> _Problem description_
Copy each line of the material below that includes the string "excerpt".

------------------------

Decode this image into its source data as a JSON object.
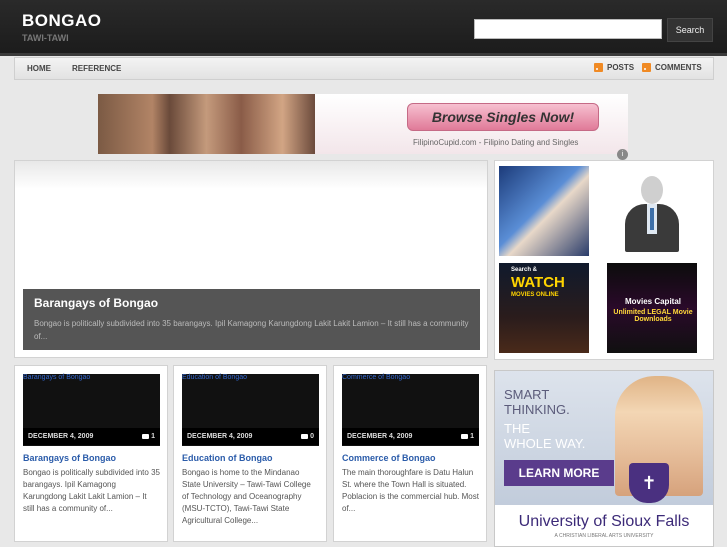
{
  "header": {
    "site_title": "BONGAO",
    "site_description": "TAWI-TAWI",
    "search_placeholder": "",
    "search_button": "Search"
  },
  "nav": {
    "items": [
      {
        "label": "HOME"
      },
      {
        "label": "REFERENCE"
      }
    ],
    "feeds": [
      {
        "label": "POSTS",
        "icon": "rss-icon"
      },
      {
        "label": "COMMENTS",
        "icon": "rss-icon"
      }
    ]
  },
  "ad_banner": {
    "button_text": "Browse Singles Now!",
    "brand_text": "FilipinoCupid.com - Filipino Dating and Singles"
  },
  "featured": {
    "title": "Barangays of Bongao",
    "excerpt": "Bongao is politically subdivided into 35 barangays. Ipil Kamagong Karungdong Lakit Lakit Lamion – It still has a community of..."
  },
  "side_ads": {
    "watch": {
      "top": "Search &",
      "headline": "WATCH",
      "sub": "MOVIES ONLINE"
    },
    "movies": {
      "title": "Movies Capital",
      "subtitle": "Unlimited LEGAL Movie Downloads"
    }
  },
  "posts": [
    {
      "link_text": "Barangays of Bongao",
      "date": "DECEMBER 4, 2009",
      "comments": "1",
      "title": "Barangays of Bongao",
      "excerpt": "Bongao is politically subdivided into 35 barangays. Ipil Kamagong Karungdong Lakit Lakit Lamion – It still has a community of..."
    },
    {
      "link_text": "Education of Bongao",
      "date": "DECEMBER 4, 2009",
      "comments": "0",
      "title": "Education of Bongao",
      "excerpt": "Bongao is home to the Mindanao State University – Tawi-Tawi College of Technology and Oceanography (MSU-TCTO), Tawi-Tawi State Agricultural College..."
    },
    {
      "link_text": "Commerce of Bongao",
      "date": "DECEMBER 4, 2009",
      "comments": "1",
      "title": "Commerce of Bongao",
      "excerpt": "The main thoroughfare is Datu Halun St. where the Town Hall is situated. Poblacion is the commercial hub. Most of..."
    }
  ],
  "usf_ad": {
    "line1": "SMART",
    "line2": "THINKING.",
    "line3": "THE",
    "line4": "WHOLE WAY.",
    "button": "LEARN MORE",
    "name": "University of Sioux Falls",
    "tagline": "A CHRISTIAN LIBERAL ARTS UNIVERSITY"
  }
}
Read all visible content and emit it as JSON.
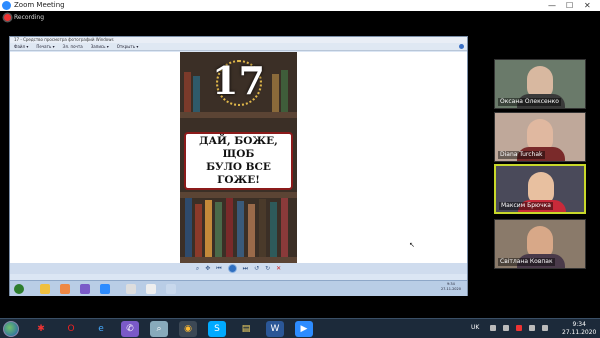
{
  "zoom": {
    "window_title": "Zoom Meeting",
    "recording_label": "Recording",
    "window_buttons": [
      "—",
      "☐",
      "✕"
    ]
  },
  "viewer": {
    "title": "17 - Средство просмотра фотографий Windows",
    "menu": [
      "Файл ▾",
      "Печать ▾",
      "Эл. почта",
      "Запись ▾",
      "Открыть ▾"
    ],
    "controls": [
      "⌕",
      "✥",
      "⏮",
      "",
      "⏭",
      "↺",
      "↻",
      "✕"
    ],
    "poster_number": "17",
    "poster_text": "ДАЙ, БОЖЕ, ЩОБ\nБУЛО ВСЕ ГОЖЕ!",
    "inner_clock_time": "9:34",
    "inner_clock_date": "27.11.2020"
  },
  "participants": [
    {
      "name": "Оксана Олексенко",
      "active": false
    },
    {
      "name": "Diana Turchak",
      "active": false
    },
    {
      "name": "Максим Брючка",
      "active": true
    },
    {
      "name": "Світлана Ковпак",
      "active": false
    }
  ],
  "taskbar": {
    "apps": [
      "Adobe",
      "Opera",
      "Internet Explorer",
      "Viber",
      "Zoom Search",
      "Chrome",
      "Skype",
      "Explorer",
      "Word",
      "Zoom"
    ],
    "lang": "UK",
    "time": "9:34",
    "date": "27.11.2020"
  },
  "colors": {
    "active_speaker_border": "#c8d82a",
    "recording_dot": "#e33333",
    "poster_card_border": "#8b1a1a"
  }
}
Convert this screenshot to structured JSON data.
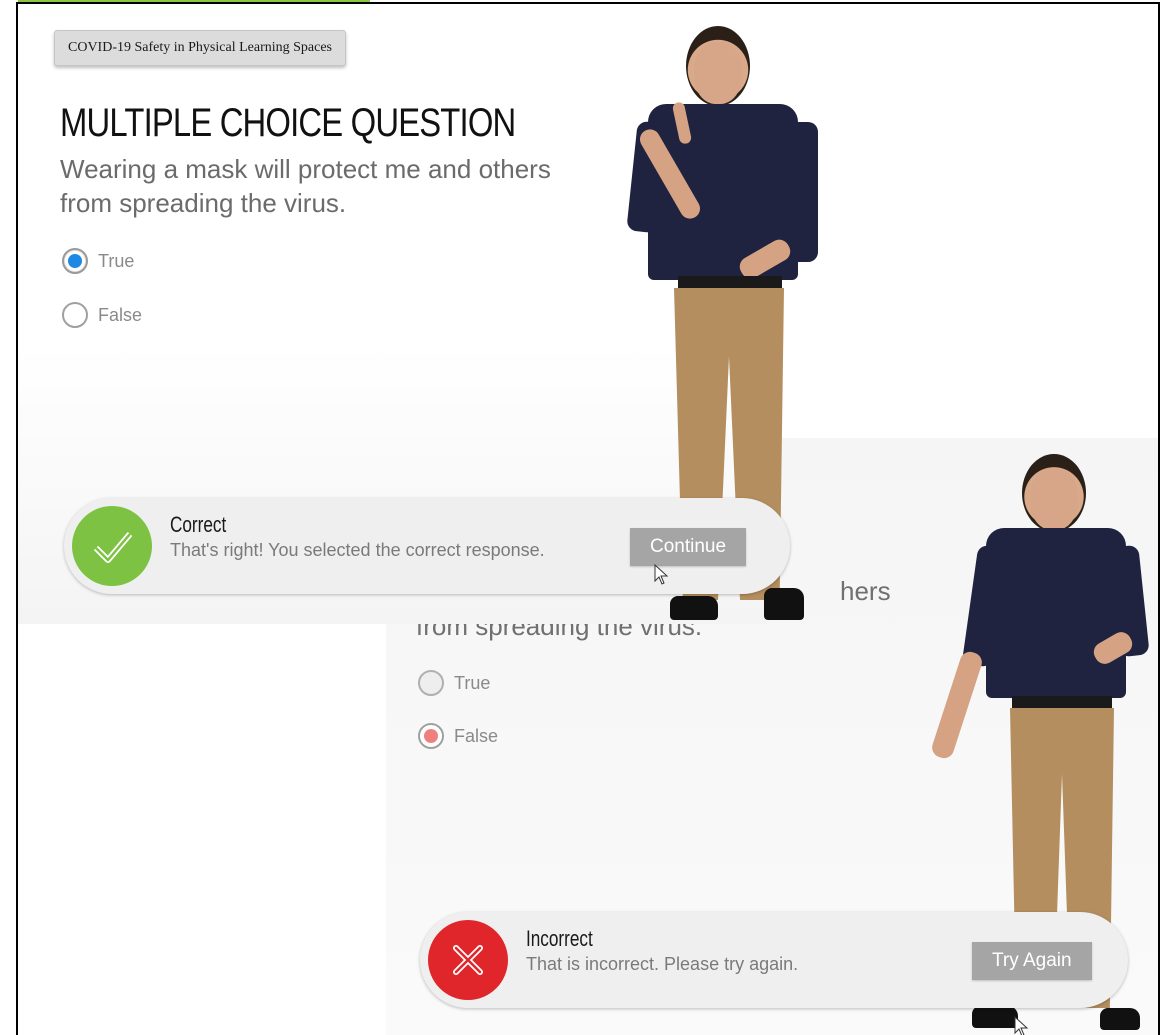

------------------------

> _Result below_
    "excerpt": "Bongao is politically subdivided into 35 barangays. Ipil Kamagong Karungdong Lakit Lakit Lamion – It still has a community of..."
      "excerpt": "Bongao is politically subdivided into 35 barangays. Ipil Kamagong Karungdong Lakit Lakit Lamion – It still has a community of..."
      "excerpt": "Bongao is home to the Mindanao State University – Tawi-Tawi College of Technology and Oceanography (MSU-TCTO), Tawi-Tawi State Agricultural College..."
      "excerpt": "The main thoroughfare is Datu Halun St. where the Town Hall is situated. Poblacion is the commercial hub. Most of..."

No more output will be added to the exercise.